“2020 was a life changing year for people, industries and businesses across the globe”
Many service jobs in other industries were heavily impacted as the move to online commerce was the safer bet for most during COVID. And with those lost jobs our hourly wage earners were the most negatively impacted. If you were lucky enough to keep your job you stayed in place. If not, then you are one of the many that uprooted and moved.
Moving Back Home

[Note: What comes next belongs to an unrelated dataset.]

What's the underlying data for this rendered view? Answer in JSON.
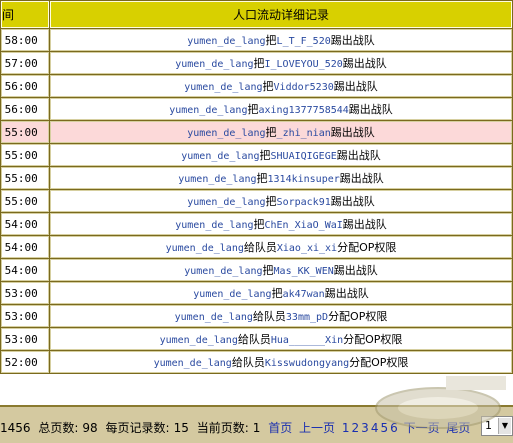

As we begin to reopen we are seeing signs that many of those renters that hunkered down will be on the move now as well. In a survey by property management firm Entrata, more than half of all renters (56%) plan on finding a new place to live. And not surprising, they found that a small number of the younger renters are going home again (sorry Moms & Dads – the back door was left wide open) as 14 percent of Gen Z’ers are already back at home in their former teen bedrooms with their poster covered walls and messy closets. Another 22% have moved to larger properties in search of more space, according to the survey.
20% of the Gen Z crowd did the opposite and moved from rural areas to more fast paced cities such as Houston or New York. The reason? As many city dwellers lost their jobs the vacancy rate kept climbing. This necessitated rent decreases of 5% to upwards of 12% in many downtown areas. I have a client in Manhattan, N.Y. that said while many moving vans on the streets in March-June of 2020, they were fortunate to see only a few vacancies in the buildings that they own.

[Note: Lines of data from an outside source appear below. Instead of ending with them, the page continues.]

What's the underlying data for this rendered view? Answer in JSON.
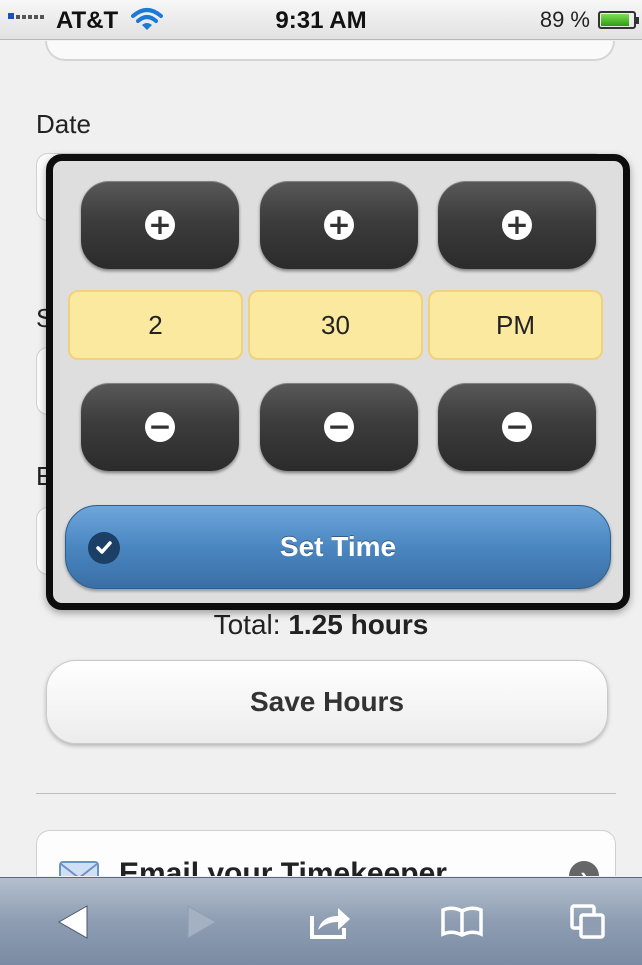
{
  "status_bar": {
    "carrier": "AT&T",
    "time": "9:31 AM",
    "battery_percent": "89 %",
    "battery_level": 0.89
  },
  "form": {
    "date_label": "Date",
    "start_label_partial": "S",
    "end_label_partial": "E",
    "total_prefix": "Total:",
    "total_value": "1.25 hours",
    "save_button": "Save Hours",
    "email_link": "Email your Timekeeper"
  },
  "time_picker": {
    "hour": "2",
    "minute": "30",
    "ampm": "PM",
    "set_button": "Set Time",
    "increment_symbol": "+",
    "decrement_symbol": "−"
  },
  "toolbar": {
    "icons": [
      "back-icon",
      "forward-icon",
      "share-icon",
      "bookmarks-icon",
      "tabs-icon"
    ]
  },
  "colors": {
    "value_bg": "#fbe9a0",
    "set_button": "#4a86c1",
    "spin_button": "#3c3c3c"
  }
}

“2020 was a life changing year for people, industries and businesses across the globe,” said Chase Harrington, Entrata’s president and chief operating officer. “Our survey of US renters shows that many moved to larger spaces to accommodate work from home needs, moved back to hometowns and some even moved to the city to take advantage of lower rental rates. We’re seeing a shift in the industry as renters look for more flexible leasing options and think differently about apartment amenities.”
Abatement Program Helped
The rent moratoriums in California left a lot of renters and landlords in a limbo state as the limits on rent payments were lowered and evictions for lack of rent was halted. Those moratoriums are planned for being lifted at the end of June and we expect to see a lot of movement in the market at that point. If you have rental property and didn’t jump on the abatement program offered by the state then you are looking a possibly having a tough time recouping lost rent. One of my landlord/owners felt it was better to take 80% of the rent he didn’t get rather than risk losing in a messy court battle months into the future. What’s the old saying about ‘a bird in the hand’?
The other loss throughout this pandemic has been the growing gap between the cost of renting and the cost of purchasing a home. With home prices climbing higher over the last few years it has become much more difficult to cross that chasm from renter to owner and I feel it will be a long time before we see that change. 39% of renters surveyed said that they cannot afford a down payment in today’s market. They also said that the cost to maintain a home was a reason not to purchase a home. On the positive side the survey found that many have adapted to working from home and appreciate saving money and the time in commuting for work, wear & tear on their cars, eating lunches at work, etc.
Only time will tell how we transition back to a “normal” life.